We know it's not wise to wax over a newly painted area but we're talking a front bumper here, a tiny area, and it's going to get bashed again sooner or later anyway. The next bump is going to happen much sooner than paint failure from waxing too soon. You can always wait the recommended month before wax if you wish.

By going to paintscratch.com or a similar place, you'll get the proper paint for really good paint match (not counting fading of course) and have plenty left over for the next time.

All this sounds complicated but it's not. Little steps, with lots of waiting time.
Let us know what you decide.
-John C.

dboy11
01-11-2007, 01:10 PM
John has what is one way to fix this and as you say it dosen't have to look perfect then that's your course

Another would be to call your local dealership and ask what mobilie guy that they are using for scratch repair, most all have a guy that dose this for them, the higher end used lots will for sure for trade-ins.

As for the cost don't know but it will look better in the long run

2006330i
01-11-2007, 05:06 PM
John, thanks for the tips, I think that's going to be my plan.

John has what is one way to fix this and as you say it dosen't have to look perfect then that's your course

Another would be to call your local dealership and ask what mobilie guy that they are using for scratch repair, most all have a guy that dose this for them, the higher end used lots will for sure for trade-ins.

As for the cost don't know but it will look better in the long run

Thanks. In the long run, I'm going to take it to a body shop I know which does good work and is pretty inexpensive. Problem is that they are not that close and I have to leave my car, have someone drive me or get a rental = pain in the butt. I need a stop gap solution until I have the time to do that and John's seems like it will do the trick.

dboy11
01-11-2007, 07:01 PM
John, thanks for the tips, I think that's going to be my plan.

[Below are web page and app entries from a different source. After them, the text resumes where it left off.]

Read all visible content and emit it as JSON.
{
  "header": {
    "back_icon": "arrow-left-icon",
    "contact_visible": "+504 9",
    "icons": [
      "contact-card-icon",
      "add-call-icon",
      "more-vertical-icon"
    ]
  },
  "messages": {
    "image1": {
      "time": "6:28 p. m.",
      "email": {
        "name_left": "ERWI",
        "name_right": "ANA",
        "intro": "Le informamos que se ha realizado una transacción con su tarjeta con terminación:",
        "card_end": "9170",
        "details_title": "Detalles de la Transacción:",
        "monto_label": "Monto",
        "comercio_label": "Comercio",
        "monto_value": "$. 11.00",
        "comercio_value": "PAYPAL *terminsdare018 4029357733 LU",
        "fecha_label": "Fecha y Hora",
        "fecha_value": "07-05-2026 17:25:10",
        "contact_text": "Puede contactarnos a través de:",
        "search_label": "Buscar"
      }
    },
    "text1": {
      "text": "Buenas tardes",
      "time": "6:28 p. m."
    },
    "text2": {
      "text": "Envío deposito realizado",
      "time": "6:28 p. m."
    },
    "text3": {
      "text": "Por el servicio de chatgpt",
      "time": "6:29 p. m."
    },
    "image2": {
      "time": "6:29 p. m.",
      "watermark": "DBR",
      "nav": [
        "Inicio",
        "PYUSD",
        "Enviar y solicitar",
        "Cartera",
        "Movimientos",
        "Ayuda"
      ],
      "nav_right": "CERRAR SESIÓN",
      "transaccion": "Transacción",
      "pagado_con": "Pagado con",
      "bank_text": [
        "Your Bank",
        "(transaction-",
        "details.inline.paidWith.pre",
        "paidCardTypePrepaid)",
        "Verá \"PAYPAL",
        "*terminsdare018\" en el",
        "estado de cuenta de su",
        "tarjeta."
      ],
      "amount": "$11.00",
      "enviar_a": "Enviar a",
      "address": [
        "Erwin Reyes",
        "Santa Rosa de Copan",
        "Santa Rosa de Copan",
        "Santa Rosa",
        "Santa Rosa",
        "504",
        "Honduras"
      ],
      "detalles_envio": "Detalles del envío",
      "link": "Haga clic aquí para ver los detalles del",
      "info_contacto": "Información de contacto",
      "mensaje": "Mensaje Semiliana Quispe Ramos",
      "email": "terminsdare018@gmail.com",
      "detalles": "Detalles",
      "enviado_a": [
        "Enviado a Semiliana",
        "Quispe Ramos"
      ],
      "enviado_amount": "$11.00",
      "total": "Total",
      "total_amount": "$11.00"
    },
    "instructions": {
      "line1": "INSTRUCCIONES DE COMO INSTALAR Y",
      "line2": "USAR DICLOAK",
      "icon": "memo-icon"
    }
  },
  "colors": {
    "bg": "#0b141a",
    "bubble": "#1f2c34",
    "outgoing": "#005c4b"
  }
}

Thanks. In the long run, I'm going to take it to a body shop I know which does good work and is pretty inexpensive. Problem is that they are not that close and I have to leave my car, have someone drive me or get a rental = pain in the butt. I need a stop gap solution until I have the time to do that and John's seems like it will do the trick.

Johns solution is a great one I've done it plenty of times and because its on the bottom I'll bet you will forget that its even there

Johnz3mc
01-12-2007, 02:21 AM
Boys, boys, boys,
You're too kind.
John knows his technique works because John is a bonehead and drove onto a parking stop and put small scratches on the bottom of his airdam too.

That technique worked very well and recently when I had the car up on a lift, the inlaws (really outlaws) at the garage/body shop, commented on how well the bottom of the airdam looked considering it's so low to the ground and how old the coupe is. They didn't even see the old damage. I had to break down, and between the sobbing I confessed I did a small repair and they were impressed. Perhaps they were just being kind, being family and all. They poured me a cup of tea and gave me biscuits. Canadians are so genteel.

I have an invisible spot on the side of the door/window and when I line it up with those pesky parking stops, I'm usually about 8 inches away. It usually works quite well unless an attractive member of the opposite persuasion walks nearby and distracts me. I fall for that distractive ploy every time, you think I'd learn.

Anyway, it'll hold well until a pro does a proper job.
Maybe use the professional repair for a bit of fun. While your car is getting the work done, just go nuts and rent some really high end car like a jag, or a lambo, or an M5 or ......
-John C.